■ ASSIGNMENT ■
Only lines that contain the word "credits" belong in the answer; copy them from the records below.

**** DATA RECORDS

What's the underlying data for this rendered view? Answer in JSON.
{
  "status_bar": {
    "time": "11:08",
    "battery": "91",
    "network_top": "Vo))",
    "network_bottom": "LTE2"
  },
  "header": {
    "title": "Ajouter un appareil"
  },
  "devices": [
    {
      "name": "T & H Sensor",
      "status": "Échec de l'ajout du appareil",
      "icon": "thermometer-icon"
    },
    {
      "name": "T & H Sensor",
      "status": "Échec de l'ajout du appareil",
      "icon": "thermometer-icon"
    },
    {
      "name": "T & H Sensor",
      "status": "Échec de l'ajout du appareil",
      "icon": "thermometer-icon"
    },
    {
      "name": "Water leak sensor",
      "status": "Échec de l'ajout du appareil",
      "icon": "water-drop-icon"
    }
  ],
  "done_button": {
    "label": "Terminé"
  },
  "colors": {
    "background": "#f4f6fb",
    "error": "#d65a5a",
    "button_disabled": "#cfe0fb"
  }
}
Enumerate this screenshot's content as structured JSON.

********
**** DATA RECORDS

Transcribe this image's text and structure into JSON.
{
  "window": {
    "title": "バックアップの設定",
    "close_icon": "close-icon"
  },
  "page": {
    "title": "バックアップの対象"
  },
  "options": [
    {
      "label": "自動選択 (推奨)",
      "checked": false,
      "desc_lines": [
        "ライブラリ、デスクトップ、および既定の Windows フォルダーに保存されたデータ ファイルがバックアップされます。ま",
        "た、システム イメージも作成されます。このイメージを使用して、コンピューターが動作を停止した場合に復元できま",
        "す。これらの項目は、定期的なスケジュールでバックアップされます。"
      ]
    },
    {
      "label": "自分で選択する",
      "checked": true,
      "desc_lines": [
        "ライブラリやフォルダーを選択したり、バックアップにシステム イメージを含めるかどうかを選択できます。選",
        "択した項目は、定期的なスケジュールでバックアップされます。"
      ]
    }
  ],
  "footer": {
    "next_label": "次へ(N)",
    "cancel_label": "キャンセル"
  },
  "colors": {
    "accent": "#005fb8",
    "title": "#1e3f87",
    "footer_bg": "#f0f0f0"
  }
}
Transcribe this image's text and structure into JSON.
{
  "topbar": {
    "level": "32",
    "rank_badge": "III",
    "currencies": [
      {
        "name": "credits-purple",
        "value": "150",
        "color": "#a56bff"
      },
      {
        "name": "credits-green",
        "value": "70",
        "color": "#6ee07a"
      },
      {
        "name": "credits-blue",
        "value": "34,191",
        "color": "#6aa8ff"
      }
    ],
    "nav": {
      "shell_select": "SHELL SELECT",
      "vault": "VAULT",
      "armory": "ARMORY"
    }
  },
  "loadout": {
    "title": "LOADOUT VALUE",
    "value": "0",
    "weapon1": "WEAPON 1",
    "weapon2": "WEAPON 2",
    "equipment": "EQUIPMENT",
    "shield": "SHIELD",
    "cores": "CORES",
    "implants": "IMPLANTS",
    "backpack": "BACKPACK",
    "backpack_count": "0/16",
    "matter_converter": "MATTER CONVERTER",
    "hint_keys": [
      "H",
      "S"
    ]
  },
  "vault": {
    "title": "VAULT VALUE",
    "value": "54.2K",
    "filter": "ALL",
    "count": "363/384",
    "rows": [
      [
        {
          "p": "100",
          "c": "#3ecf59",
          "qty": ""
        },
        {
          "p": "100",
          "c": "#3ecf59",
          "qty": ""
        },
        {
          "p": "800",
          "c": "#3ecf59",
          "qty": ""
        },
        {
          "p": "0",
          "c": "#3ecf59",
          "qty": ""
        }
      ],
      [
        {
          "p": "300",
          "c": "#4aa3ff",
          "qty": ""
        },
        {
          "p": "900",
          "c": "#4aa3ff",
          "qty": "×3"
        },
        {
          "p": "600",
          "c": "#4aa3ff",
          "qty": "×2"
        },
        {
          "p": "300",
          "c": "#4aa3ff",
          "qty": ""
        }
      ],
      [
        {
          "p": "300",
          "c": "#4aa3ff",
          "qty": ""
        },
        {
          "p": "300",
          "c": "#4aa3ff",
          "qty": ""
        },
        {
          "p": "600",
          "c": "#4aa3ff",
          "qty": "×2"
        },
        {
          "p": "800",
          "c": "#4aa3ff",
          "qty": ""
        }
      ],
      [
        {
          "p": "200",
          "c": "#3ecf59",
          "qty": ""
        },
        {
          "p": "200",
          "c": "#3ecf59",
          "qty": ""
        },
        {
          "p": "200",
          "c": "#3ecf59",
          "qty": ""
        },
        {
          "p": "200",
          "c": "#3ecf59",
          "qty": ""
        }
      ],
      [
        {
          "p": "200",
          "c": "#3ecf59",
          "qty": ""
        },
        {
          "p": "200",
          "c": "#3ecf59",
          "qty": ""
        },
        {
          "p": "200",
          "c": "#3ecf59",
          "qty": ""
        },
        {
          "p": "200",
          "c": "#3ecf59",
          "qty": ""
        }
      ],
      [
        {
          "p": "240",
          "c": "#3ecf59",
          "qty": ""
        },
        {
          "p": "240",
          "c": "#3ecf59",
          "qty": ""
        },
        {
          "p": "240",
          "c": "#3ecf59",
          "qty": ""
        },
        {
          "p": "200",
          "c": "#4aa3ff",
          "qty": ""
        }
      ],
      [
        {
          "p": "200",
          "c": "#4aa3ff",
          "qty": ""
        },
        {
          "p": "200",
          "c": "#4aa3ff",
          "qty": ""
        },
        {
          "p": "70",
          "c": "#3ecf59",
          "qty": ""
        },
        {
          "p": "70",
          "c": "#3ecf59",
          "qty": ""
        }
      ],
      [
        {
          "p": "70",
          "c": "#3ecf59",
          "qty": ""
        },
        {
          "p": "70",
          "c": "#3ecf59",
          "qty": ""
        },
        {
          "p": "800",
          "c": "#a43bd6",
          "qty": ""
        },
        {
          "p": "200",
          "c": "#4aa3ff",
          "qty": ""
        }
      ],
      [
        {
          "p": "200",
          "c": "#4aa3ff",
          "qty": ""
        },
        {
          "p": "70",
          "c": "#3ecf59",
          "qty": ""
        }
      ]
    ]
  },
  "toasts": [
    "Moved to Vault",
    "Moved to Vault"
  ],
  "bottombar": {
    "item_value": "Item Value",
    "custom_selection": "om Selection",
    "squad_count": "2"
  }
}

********

■ TASK RESULT ■
        "name": "credits-purple",
        "name": "credits-green",
        "name": "credits-blue",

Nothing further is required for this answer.